Here are some facts and tips about how to care for poinsettias:
The common name of the poinsettia (pronounced poyn-SET-ee-ah), comes the last name of Joel Poinsett, the first U.S. ambassador to México, who brought the first poinsettias to the U.S. in 1825. Native to Mexico, the plant’s botanical name is Euphorbia pulcherrima, which means “most beautiful euphorbia.”
Did you know colored parts of the plant are not the flowers, they are “bracts” which are modified leaves. The flowers are in the center of the bracts. Here are some other interesting and important things to know about poinsettias:
- The poinsettia is not a poisonous plant. Research at a major university has proven that the poinsettia is not lethal to humans or pets. According to the American Association For the Prevention of Cruelty to Animals (ASPCA) eating poinsettias can produce gastrointestinal tract irritation, but no serious symptoms. If a pet is elderly, ill or very young, take extra precautions to avoid possible problems.
- Poinsettias (as with all house plants) should be kept out of reach of small children since varying degrees of discomfort may be experienced if plant parts are ingested.
- When the leaves or stems of the plant are broken off, the plant can ooze a milky sap that may irritate skin.
Payne’s proudly grows poinsettias in our greenhouses beginning each July. Click here to see how they progress from “starts” to finish. Here’s how to keep your Payne’s holiday poinsettia beautiful long after Santa has gone.
- Place in a location where there is a lot of natural light — a little direct sun is good, but not necessary.
- Avoid hot or cold drafts and excess heat from appliances, radiators, wood stoves or ventilating ducts. To prolong the bright color of the bracts, temperature should not exceed 75 degrees during the day or 70 degrees at night.
- Water thoroughly when the soil surface is dry to the touch.
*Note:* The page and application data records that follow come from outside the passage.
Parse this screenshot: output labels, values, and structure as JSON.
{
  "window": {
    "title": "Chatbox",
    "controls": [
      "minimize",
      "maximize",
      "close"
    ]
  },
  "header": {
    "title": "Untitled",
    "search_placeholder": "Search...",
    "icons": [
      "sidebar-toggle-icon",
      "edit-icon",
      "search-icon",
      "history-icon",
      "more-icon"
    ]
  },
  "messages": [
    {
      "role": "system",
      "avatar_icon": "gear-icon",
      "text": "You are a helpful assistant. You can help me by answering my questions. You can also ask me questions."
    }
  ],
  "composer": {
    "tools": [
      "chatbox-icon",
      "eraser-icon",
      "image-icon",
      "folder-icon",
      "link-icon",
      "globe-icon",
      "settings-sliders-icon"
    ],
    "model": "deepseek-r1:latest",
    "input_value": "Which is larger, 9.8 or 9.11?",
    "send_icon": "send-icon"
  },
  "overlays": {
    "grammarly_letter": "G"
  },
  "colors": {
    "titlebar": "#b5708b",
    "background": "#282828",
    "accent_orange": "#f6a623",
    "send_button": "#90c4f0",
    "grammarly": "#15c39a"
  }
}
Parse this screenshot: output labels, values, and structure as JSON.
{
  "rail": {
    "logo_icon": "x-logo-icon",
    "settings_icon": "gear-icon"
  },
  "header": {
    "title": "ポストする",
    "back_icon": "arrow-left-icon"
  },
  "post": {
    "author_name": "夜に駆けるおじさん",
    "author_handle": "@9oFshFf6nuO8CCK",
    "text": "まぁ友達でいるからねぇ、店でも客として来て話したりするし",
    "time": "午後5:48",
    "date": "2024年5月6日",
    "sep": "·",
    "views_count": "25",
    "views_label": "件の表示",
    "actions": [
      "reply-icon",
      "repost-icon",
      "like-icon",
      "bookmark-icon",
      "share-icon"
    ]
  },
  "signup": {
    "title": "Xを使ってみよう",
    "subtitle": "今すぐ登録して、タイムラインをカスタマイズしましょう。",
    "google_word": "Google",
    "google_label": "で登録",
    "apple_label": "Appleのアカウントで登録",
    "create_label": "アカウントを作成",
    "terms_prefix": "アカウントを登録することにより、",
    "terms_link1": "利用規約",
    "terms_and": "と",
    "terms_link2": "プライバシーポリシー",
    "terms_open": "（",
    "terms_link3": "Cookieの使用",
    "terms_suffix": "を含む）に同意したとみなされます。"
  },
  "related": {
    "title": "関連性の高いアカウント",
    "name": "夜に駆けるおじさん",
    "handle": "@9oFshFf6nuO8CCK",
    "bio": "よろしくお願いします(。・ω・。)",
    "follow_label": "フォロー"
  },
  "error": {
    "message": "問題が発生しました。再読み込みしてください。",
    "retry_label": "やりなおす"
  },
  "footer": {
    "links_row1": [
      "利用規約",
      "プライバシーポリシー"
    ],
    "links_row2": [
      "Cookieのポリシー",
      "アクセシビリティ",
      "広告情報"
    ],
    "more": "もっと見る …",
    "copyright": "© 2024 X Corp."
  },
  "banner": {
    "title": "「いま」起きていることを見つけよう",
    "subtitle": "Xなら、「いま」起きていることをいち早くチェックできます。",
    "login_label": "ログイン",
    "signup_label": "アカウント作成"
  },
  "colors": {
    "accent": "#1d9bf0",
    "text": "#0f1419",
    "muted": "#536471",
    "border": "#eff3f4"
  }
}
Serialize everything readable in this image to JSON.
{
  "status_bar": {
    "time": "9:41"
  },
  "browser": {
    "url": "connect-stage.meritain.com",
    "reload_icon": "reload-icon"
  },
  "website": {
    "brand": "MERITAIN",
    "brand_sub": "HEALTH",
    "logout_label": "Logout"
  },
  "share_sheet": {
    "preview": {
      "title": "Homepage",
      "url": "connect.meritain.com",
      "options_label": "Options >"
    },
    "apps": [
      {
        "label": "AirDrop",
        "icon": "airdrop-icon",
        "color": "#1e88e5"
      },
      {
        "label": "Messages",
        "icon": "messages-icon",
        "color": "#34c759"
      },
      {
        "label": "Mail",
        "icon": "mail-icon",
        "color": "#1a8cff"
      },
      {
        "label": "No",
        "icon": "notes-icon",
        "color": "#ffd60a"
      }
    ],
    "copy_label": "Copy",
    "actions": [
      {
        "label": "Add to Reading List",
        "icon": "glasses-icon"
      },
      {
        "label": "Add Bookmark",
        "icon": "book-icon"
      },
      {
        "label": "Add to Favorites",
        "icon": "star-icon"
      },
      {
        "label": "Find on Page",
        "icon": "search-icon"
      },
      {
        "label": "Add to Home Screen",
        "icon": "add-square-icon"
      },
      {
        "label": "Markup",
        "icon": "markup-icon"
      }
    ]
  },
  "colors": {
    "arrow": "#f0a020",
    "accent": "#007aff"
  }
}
- Don’t keep the soil wet, just moist, and never let the soil become bone-dry. Also, remember to discard excess water from the saucer.
- Set the plant in or on a water-proof container to protect your furnishings.
Want to try to reflower your poinsettia next year?
If you follow these directions very carefully, it is possible to have your Payne’s poinsettia in full glorious bloom again in time for next Christmas.
DECEMBER/JANUARY: Follow directions above
FEBRUARY-MAY: Color begins to fade; place near sunny window and fertilize with water soluble plant food.
LATE MAY: Repot into larger container using a prepared potting mixture. Continue to fertilize and water as necessary. Move outside into semishade. Prune back stems just under faded bracts.
LATE AUGUST: Take inside. Prune back stems again, this time by 1/3 to 1/2. Place in bright light; a little direct sun is OK. Water as needed. Fertilize regularly with 15-30-15 or similar high phosphate fertilizer. SEPT. 15 –
DECEMBER 1: Limit light to 10 hours per day maximum! Put in a dark place (no lights) from 5 p.m. to 7 a.m. Continue to water as necessary and fertilize regularly.
If this procedure doesn’t work out, just come back to Payne’s — we’ll have more beautiful poinsettias for the holidays next year!
Type of Plant: Tropical House Plant
Distinguishing Characteristics: Payne's poinsettias are hardier, larger, fuller and will last long than those that have been trucked in
Water Use: Moderate
Flower Color: Various
Sun/Location: Bright Indirect Light